Supplied data: Begin

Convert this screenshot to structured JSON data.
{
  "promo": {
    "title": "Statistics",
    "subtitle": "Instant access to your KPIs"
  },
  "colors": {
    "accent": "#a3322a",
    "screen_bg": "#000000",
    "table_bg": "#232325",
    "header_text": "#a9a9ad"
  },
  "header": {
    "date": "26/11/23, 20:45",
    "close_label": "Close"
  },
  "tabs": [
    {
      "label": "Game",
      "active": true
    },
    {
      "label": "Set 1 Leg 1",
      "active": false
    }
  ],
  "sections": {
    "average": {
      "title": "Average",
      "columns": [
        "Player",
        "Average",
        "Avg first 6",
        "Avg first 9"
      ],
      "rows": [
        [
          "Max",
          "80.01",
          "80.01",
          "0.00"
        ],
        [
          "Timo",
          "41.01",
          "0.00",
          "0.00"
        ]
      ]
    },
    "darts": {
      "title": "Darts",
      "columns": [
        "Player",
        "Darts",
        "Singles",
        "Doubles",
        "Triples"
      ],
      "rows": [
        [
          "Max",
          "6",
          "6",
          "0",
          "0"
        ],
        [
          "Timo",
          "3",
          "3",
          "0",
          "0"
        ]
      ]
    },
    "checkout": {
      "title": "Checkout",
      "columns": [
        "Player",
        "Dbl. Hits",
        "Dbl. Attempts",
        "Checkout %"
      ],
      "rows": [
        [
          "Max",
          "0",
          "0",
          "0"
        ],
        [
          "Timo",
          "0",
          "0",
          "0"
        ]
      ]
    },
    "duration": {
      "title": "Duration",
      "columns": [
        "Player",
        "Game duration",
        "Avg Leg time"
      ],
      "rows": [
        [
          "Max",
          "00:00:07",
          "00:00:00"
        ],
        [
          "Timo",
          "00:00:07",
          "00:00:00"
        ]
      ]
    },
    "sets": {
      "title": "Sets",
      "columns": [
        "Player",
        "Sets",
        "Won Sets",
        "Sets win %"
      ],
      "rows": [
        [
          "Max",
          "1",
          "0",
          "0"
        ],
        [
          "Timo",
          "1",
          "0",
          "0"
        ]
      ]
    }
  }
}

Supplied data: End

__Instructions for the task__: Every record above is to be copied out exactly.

__Response to this exercise__:
Convert this screenshot to structured JSON data.
{
  "promo": {
    "title": "Statistics",
    "subtitle": "Instant access to your KPIs"
  },
  "colors": {
    "accent": "#a3322a",
    "screen_bg": "#000000",
    "table_bg": "#232325",
    "header_text": "#a9a9ad"
  },
  "header": {
    "date": "26/11/23, 20:45",
    "close_label": "Close"
  },
  "tabs": [
    {
      "label": "Game",
      "active": true
    },
    {
      "label": "Set 1 Leg 1",
      "active": false
    }
  ],
  "sections": {
    "average": {
      "title": "Average",
      "columns": [
        "Player",
        "Average",
        "Avg first 6",
        "Avg first 9"
      ],
      "rows": [
        [
          "Max",
          "80.01",
          "80.01",
          "0.00"
        ],
        [
          "Timo",
          "41.01",
          "0.00",
          "0.00"
        ]
      ]
    },
    "darts": {
      "title": "Darts",
      "columns": [
        "Player",
        "Darts",
        "Singles",
        "Doubles",
        "Triples"
      ],
      "rows": [
        [
          "Max",
          "6",
          "6",
          "0",
          "0"
        ],
        [
          "Timo",
          "3",
          "3",
          "0",
          "0"
        ]
      ]
    },
    "checkout": {
      "title": "Checkout",
      "columns": [
        "Player",
        "Dbl. Hits",
        "Dbl. Attempts",
        "Checkout %"
      ],
      "rows": [
        [
          "Max",
          "0",
          "0",
          "0"
        ],
        [
          "Timo",
          "0",
          "0",
          "0"
        ]
      ]
    },
    "duration": {
      "title": "Duration",
      "columns": [
        "Player",
        "Game duration",
        "Avg Leg time"
      ],
      "rows": [
        [
          "Max",
          "00:00:07",
          "00:00:00"
        ],
        [
          "Timo",
          "00:00:07",
          "00:00:00"
        ]
      ]
    },
    "sets": {
      "title": "Sets",
      "columns": [
        "Player",
        "Sets",
        "Won Sets",
        "Sets win %"
      ],
      "rows": [
        [
          "Max",
          "1",
          "0",
          "0"
        ],
        [
          "Timo",
          "1",
          "0",
          "0"
        ]
      ]
    }
  }
}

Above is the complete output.